EXERCISE OBJECTIVE:
Copy every line from the data below in which the string "kind" can be found.

Data records for software interfaces
>>

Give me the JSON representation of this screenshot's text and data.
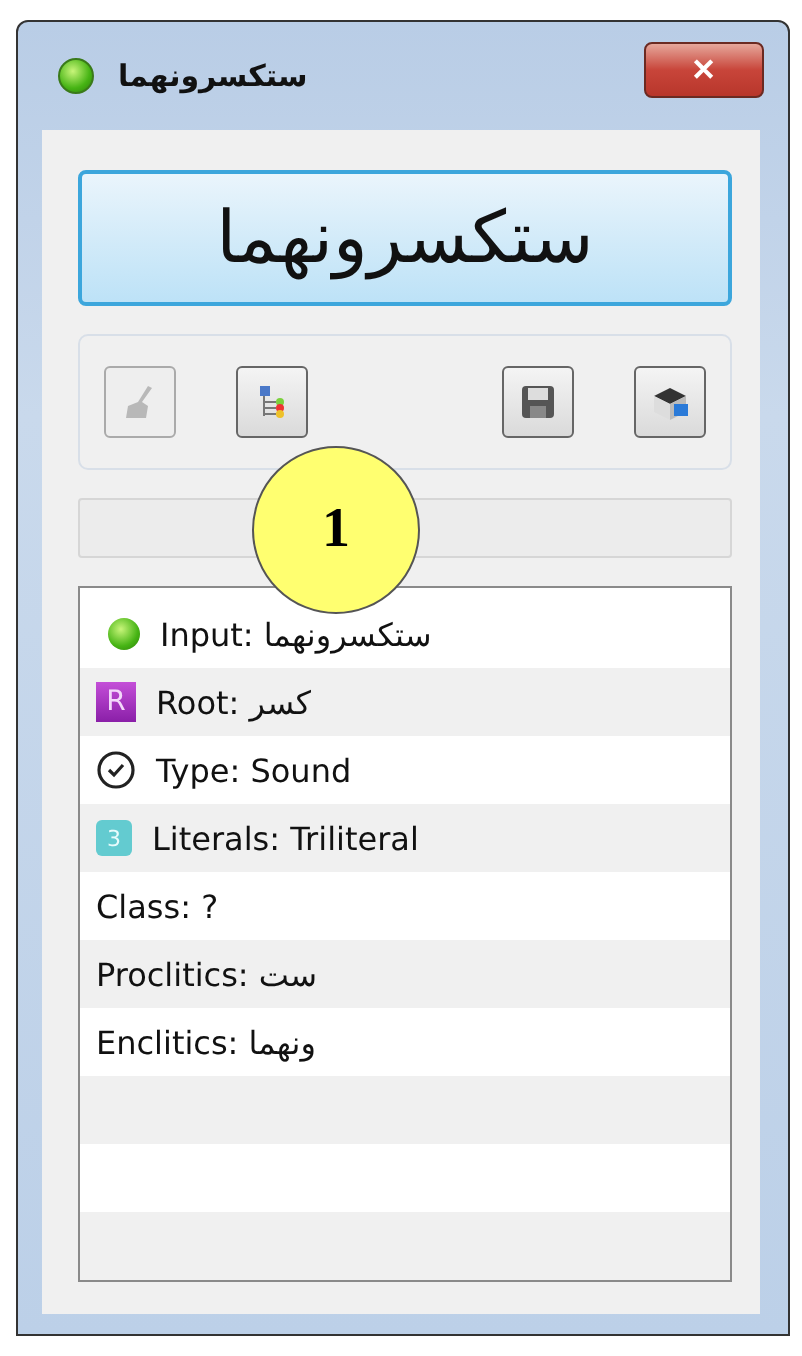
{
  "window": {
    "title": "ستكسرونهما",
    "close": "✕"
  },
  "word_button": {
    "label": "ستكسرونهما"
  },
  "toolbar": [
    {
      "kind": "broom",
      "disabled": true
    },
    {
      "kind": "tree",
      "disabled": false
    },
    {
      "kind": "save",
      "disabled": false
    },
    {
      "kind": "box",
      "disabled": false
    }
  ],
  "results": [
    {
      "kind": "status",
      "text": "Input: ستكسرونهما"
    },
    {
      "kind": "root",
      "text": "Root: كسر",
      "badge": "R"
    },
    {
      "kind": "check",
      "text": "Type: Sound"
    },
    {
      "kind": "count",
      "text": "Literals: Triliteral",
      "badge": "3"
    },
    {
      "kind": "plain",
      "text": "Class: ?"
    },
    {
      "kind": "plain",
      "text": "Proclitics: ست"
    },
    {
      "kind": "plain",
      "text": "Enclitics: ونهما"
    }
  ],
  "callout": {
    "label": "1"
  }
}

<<

FINISHED EXERCISE:
      "kind": "broom",
      "kind": "tree",
      "kind": "save",
      "kind": "box",
      "kind": "status",
      "kind": "root",
      "kind": "check",
      "kind": "count",
      "kind": "plain",
      "kind": "plain",
      "kind": "plain",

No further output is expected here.